He asks how long they will love vanity – vanity is defined as “emptiness” — something that is worthless. Leasing refers to something that is lying and deceitful. If we were to translate into more literal wording we could say something like: How long will you love what is worthless and empty; how long will you chase after deceitful idols? They will cause nothing but disappointment.
The verse ends with the “Selah.” A musical interlude that indicates it’s time to think about what’s already been said.
Now comes a warning to the un-godly in verse three. But know this: The Lord knows who is godly (i.e., one loving toward god and toward his brethren) and has claimed him for His own. He affirms that God will hear when he calls to him. We, too, can be sure of this. Our own situation in life may seem unbearable, but we can claim this for our own: If we are following God and have committed to Him, then He knows who we are and we can be certain that God will hear us when we call on Him!

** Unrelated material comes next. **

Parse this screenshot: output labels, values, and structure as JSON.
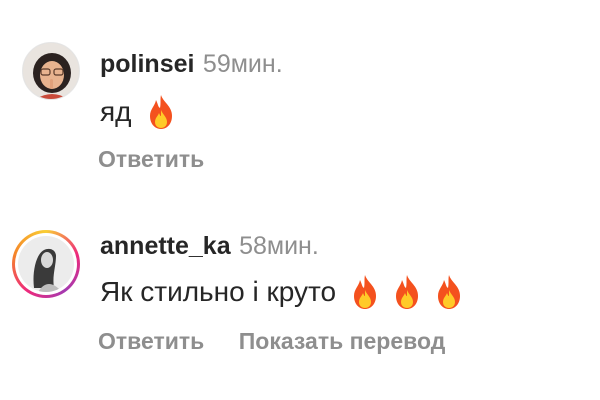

So, “stand in awe,” that is tremble and have fear and do not (continue to) sin, but instead speak (commune) to God from your heart upon your bed (be humble) and be silent (stop your shenanigans). This verse, four, is guidance to those who find themselves falling into the category of the un-godly. Search your own heart and talk to God about it. Then the Selah — that is, think about it.

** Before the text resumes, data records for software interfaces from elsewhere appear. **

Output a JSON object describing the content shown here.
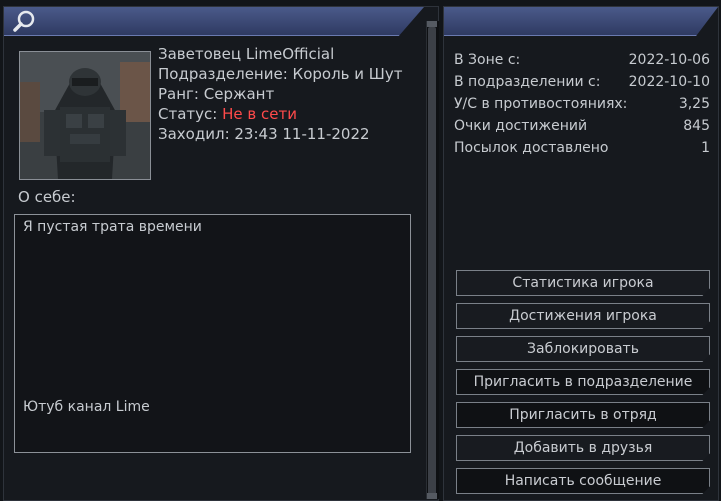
{
  "profile": {
    "name_line": "Заветовец LimeOfficial",
    "division_line": "Подразделение: Король и Шут",
    "rank_line": "Ранг: Сержант",
    "status_prefix": "Статус: ",
    "status_value": "Не в сети",
    "last_seen_line": "Заходил: 23:43 11-11-2022",
    "status_color": "#ff4a4a"
  },
  "about": {
    "label": "О себе:",
    "text": "Я пустая трата времени",
    "link": "Ютуб канал Lime"
  },
  "stats": [
    {
      "label": "В Зоне с:",
      "value": "2022-10-06"
    },
    {
      "label": "В подразделении с:",
      "value": "2022-10-10"
    },
    {
      "label": "У/С в противостояниях:",
      "value": "3,25"
    },
    {
      "label": "Очки достижений",
      "value": "845"
    },
    {
      "label": "Посылок доставлено",
      "value": "1"
    }
  ],
  "buttons": [
    {
      "label": "Статистика игрока"
    },
    {
      "label": "Достижения игрока"
    },
    {
      "label": "Заблокировать"
    },
    {
      "label": "Пригласить в подразделение"
    },
    {
      "label": "Пригласить в отряд"
    },
    {
      "label": "Добавить в друзья"
    },
    {
      "label": "Написать сообщение"
    }
  ],
  "icons": {
    "header_left": "search-icon"
  }
}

When you do come to your senses (verse five) offer sacrifices of righteousness (ask for forgiveness of your sins and don’t be hypocritical in asking forgiveness) to clear your name and “put your trust in the Lord.” The Israelites had a complicated system of sacrifices for every sin. The priests would kill the animal or fowl, sprinkle its blood on the ground or on the altar and then would offer it in burnt offering to God. This was a way of communing with God but it was also to show that there could be no forgiveness without the shedding of blood. When Jesus came into the world, He abolished the sacrificial system by offering up Himself as the Sacrifice once and for everyone.
David comments in verse six about the many people who, in tough times, give up in despair and for some reason can’t look beyond their present circumstances saying, “What good can come of this?”; “Who can show us any good outcome from this trouble?” To those with this frame of mind, of whom some may have been in his camp, David has an answer and prays: “Lord, lift thou up the light of thy countenance upon us.” Countenance generally means “face” – so here David is saying, “Show us you face.” Of course it is figuratively speaking, because no one can see God’s face and live. When the Lord shows his light in a dark world, all darkness and gloominess will be dispelled. The following verse supports this and he speaks of the joy he has following the Lord.
Verse seven is David’s expression of his Lord’s goodness. The harvest was always a time of joy and celebration because it was the assurance that they would now have fresh stores of food upon which to draw. Here David is saying the joy which God gives to him is greater than the joys expressed during the harvest.
Notice that he doesn’t give any pre-conditions. What he is saying is that God’s presence gives him joy all the time – not only when he is depressed and not only when he his feeling good. All the time.
The psalm concludes with David saying that the joy he gains from the Lord’s presence gives him a peace that enables him to lie down in peace and sleep. Why? – because the Lord protects and sustains him. (Deut 33:28)
In our own anxiety – for whatever reason – we too will be able to sleep peacefully if we know that God is on our side. We have the assurance that if God is on our side, we are called His children and He will always protect His children – His chosen.